Results of a study undertaken by an SRA supported by School RKE funds.
“Things” as referred to in The Internet of “Things”, are everyday objects that have been adapted to be hosts for low energy sensors. These sensors provide the data thus enabling these “Things” (Devices) to communicate with a network of some kind, in order to either share data or be managed, using a range of Bluetooth and Wireless technologies.
Low energy sensors can be embedded into many devices such as light switches, door locks, power sockets and actuators, which in turn are used to control or monitor more complex things such as central heating systems and home security systems.
In recent news Amazon’s Prime Air has successfully completed its first drone delivery, and we get to see the actual flight footage … no simulation!
For a number of years we have known of the intentions for companies to experiment with the use of drones for the delivery of parcels. Back in 2015 we saw a video released by Amazon which explained how the process would work, for Amazon Prime Air, noting we could eventual see the delivery of individual packages within 30 minutes of ordering. Since, Amazon has begun its trials for Prime Air’s drone delivery service. Currently trials are being run nearby to Amazon’s drone testing facility near Cambridge.
Amazon released official footage of the first ever successful drone delivery in the middle of December 2016. The video (below) demonstrates a customer who ordered an Amazon TV streaming stick and a bag of popcorn to their own garden. It is reported that the delivery, with no human pilot involved, delivered the package to the customer in 13 minutes from the click for delivery (Bezos, 2016).
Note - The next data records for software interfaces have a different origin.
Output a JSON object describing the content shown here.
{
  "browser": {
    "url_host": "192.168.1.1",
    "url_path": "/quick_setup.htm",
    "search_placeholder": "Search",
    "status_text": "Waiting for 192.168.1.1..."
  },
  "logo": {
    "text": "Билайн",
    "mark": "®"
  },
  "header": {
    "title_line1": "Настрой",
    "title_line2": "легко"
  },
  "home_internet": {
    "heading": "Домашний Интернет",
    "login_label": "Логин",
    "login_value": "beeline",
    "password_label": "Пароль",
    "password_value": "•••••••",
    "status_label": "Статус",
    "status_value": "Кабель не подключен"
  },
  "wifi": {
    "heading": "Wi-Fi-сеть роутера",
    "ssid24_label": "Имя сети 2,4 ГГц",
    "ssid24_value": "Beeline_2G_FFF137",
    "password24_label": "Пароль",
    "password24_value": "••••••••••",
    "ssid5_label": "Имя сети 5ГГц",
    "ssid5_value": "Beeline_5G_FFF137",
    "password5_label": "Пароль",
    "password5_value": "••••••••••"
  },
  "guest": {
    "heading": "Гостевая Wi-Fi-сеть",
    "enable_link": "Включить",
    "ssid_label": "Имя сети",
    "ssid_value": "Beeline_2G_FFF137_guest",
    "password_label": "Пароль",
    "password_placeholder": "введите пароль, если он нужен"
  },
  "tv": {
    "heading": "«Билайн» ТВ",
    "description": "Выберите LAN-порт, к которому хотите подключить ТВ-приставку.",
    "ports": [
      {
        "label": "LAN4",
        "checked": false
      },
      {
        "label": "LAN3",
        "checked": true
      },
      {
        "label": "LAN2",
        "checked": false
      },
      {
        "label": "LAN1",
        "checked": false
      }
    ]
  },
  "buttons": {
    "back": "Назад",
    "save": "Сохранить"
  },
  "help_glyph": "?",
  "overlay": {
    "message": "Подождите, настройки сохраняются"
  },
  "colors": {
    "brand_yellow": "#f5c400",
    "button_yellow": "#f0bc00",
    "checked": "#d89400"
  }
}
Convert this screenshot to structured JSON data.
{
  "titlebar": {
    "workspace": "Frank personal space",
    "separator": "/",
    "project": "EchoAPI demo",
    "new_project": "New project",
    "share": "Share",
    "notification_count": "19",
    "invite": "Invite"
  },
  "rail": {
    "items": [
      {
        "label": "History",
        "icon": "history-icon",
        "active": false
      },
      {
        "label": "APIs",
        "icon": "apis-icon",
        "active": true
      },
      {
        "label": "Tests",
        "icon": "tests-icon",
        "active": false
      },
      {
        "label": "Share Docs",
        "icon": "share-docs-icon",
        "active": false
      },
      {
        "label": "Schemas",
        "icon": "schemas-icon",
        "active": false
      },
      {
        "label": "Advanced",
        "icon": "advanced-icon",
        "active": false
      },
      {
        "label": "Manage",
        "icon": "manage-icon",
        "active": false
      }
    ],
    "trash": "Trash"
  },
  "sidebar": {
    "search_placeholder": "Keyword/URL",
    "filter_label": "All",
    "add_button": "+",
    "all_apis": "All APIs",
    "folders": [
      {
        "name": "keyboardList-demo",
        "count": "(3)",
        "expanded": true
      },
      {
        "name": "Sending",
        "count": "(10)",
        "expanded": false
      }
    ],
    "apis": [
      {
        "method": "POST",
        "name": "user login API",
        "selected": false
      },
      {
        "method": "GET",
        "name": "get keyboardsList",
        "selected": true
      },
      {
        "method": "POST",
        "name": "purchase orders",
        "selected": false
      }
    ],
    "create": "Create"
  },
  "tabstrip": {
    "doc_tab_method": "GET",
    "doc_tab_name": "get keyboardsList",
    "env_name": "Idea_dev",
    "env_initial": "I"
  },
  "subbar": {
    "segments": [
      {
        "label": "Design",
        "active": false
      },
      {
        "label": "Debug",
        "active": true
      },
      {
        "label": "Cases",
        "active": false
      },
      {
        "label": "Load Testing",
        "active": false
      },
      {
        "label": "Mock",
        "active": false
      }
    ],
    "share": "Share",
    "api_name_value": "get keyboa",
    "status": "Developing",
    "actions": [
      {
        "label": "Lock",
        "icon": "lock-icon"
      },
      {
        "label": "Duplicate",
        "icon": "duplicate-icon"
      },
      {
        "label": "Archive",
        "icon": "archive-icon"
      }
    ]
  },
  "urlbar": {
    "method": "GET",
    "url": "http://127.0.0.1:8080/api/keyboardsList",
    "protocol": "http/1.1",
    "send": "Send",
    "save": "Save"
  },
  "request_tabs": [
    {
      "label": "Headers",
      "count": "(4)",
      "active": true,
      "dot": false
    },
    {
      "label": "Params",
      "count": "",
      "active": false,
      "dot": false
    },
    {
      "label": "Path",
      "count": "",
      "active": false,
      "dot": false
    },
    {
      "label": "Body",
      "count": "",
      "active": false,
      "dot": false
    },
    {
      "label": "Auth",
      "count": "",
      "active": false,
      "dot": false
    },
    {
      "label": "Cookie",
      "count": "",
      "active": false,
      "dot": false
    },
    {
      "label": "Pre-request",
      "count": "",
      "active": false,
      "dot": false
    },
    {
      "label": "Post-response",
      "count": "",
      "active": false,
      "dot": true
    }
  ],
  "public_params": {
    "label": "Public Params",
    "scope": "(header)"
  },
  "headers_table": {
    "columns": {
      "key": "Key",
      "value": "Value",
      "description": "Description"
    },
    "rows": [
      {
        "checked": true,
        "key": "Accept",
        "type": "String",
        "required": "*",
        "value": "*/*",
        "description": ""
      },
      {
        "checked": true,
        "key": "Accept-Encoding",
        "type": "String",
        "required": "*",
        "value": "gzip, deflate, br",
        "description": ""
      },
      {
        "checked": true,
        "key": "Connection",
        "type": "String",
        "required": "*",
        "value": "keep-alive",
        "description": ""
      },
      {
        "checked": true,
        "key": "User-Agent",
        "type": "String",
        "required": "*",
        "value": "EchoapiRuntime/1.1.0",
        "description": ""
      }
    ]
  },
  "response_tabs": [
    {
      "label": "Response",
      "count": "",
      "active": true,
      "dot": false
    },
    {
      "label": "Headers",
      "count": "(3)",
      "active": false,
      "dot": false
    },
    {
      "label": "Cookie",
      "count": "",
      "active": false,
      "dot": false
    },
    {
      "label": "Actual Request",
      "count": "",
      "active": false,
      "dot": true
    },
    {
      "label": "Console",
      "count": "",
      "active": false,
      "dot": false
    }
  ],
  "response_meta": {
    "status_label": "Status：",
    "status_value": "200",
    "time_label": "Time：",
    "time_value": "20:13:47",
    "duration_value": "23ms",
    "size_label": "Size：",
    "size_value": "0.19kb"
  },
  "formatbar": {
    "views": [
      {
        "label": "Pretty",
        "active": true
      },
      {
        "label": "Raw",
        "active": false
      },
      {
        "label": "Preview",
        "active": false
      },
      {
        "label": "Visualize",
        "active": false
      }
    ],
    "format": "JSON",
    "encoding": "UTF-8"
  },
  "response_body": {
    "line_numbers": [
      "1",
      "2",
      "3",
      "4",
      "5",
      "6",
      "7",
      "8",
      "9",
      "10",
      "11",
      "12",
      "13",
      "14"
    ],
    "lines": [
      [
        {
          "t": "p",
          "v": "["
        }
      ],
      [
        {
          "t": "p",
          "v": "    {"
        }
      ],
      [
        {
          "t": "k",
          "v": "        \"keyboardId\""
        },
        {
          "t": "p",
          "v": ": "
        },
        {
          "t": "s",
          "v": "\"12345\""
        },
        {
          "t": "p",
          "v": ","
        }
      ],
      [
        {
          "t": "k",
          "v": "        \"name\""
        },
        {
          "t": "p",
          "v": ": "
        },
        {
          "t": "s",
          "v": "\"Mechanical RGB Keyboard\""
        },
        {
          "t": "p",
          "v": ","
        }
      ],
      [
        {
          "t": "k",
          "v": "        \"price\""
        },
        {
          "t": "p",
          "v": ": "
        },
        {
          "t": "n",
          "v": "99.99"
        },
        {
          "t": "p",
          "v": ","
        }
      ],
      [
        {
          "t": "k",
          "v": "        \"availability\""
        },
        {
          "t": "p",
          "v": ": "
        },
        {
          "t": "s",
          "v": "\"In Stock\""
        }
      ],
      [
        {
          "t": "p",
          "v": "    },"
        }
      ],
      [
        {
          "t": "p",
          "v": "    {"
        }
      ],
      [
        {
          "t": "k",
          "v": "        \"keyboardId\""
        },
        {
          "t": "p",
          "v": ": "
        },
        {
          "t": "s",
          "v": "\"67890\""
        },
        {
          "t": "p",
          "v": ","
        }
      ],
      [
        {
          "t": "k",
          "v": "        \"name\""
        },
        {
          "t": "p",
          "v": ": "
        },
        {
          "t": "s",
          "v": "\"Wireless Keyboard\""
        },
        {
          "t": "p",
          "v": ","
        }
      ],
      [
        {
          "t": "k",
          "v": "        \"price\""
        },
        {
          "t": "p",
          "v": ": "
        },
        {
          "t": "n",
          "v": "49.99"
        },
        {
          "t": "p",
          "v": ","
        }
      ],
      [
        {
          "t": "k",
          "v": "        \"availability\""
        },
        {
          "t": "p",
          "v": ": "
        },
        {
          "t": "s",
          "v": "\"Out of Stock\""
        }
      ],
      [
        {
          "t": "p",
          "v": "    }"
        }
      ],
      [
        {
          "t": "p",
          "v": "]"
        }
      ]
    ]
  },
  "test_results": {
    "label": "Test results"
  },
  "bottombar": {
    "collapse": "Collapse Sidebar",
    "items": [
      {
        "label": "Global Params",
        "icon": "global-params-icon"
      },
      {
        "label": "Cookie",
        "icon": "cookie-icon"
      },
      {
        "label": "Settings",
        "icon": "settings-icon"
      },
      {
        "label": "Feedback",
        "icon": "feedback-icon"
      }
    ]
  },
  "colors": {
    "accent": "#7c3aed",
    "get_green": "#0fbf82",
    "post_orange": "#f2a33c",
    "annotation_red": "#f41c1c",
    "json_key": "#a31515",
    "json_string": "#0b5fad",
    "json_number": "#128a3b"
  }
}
Our previous post by Joseph Williams titled ‘Bad passwords or just bad advice’ discussed the poor password habits of an online savvy society. Discussing that “the past few decades [of password advice] hasn’t quite sunk in” (Williams, 2016). In light of the leak of a Yahoo database, most likely tied to the huge data hack in recent headlines, researchers have once again looked at the most popular passwords uncovered.
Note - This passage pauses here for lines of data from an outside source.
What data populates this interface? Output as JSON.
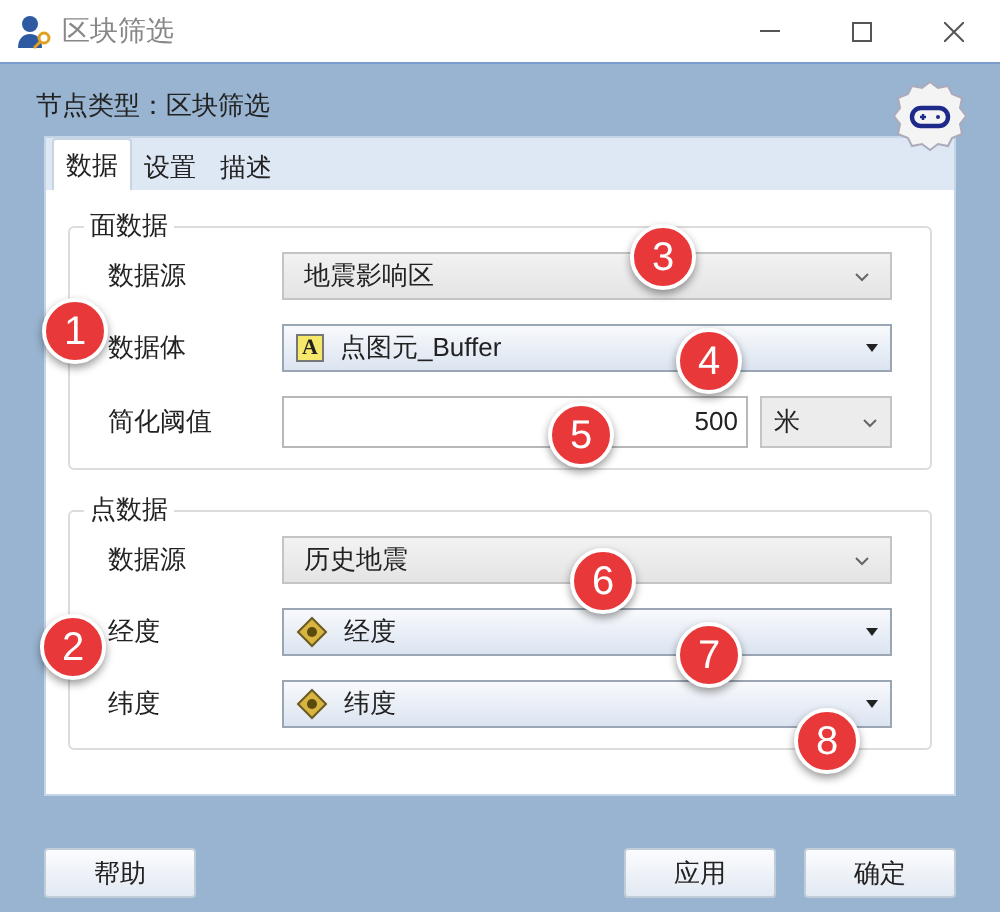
{
  "window": {
    "title": "区块筛选"
  },
  "node_type": {
    "label": "节点类型：",
    "value": "区块筛选"
  },
  "tabs": [
    {
      "label": "数据",
      "selected": true
    },
    {
      "label": "设置",
      "selected": false
    },
    {
      "label": "描述",
      "selected": false
    }
  ],
  "groups": [
    {
      "title": "面数据",
      "rows": [
        {
          "kind": "combo",
          "label": "数据源",
          "value": "地震影响区"
        },
        {
          "kind": "layer-combo",
          "glyph": "A",
          "label": "数据体",
          "value": "点图元_Buffer"
        },
        {
          "kind": "number-unit",
          "label": "简化阈值",
          "value": "500",
          "unit": "米"
        }
      ]
    },
    {
      "title": "点数据",
      "rows": [
        {
          "kind": "combo",
          "label": "数据源",
          "value": "历史地震"
        },
        {
          "kind": "field-combo",
          "label": "经度",
          "value": "经度"
        },
        {
          "kind": "field-combo",
          "label": "纬度",
          "value": "纬度"
        }
      ]
    }
  ],
  "buttons": [
    {
      "label": "帮助"
    },
    {
      "label": "应用"
    },
    {
      "label": "确定"
    }
  ],
  "callouts": [
    "1",
    "2",
    "3",
    "4",
    "5",
    "6",
    "7",
    "8"
  ]
}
Insecure passwords such as “123456”, “password”, “abc123”, “welcome” and “qwerty” were among the top ten exposed (Wang et al., 2016). Amongst these classic passwords, other users were using simple combinations of easily identifiable information (e.g. name, age and birthday). Generally, some users make their passwords easy to remember and simple for convenience. Yet, this leads us to an argument of convenience vs security. Continue reading
Victor Völzow presents his digital forensics Masterclass to CCCU students.
Our Computing, Digital Forensics and Cybersecurity students had the pleasure to be shown the complex and dynamic world of digital forensics, by Victor Völzow, an international speaker on the subject. Victor is a trainer in digital forensics in Germany with a background in policing. He started working in the field in 2007 and has been training forensic specialists from regional, federal, and international law enforcement since. Continue reading
To kick off the New Year, Canterbury Christ Church University invited Jonathan Haddock, a Network and Security engineer in local government, to join our third-year Networking class. He showed us a glimpse of his world by demonstrating ARP poisoning which is, for those of us not in the know, intercepting and modifying traffic between two hosts. Continue reading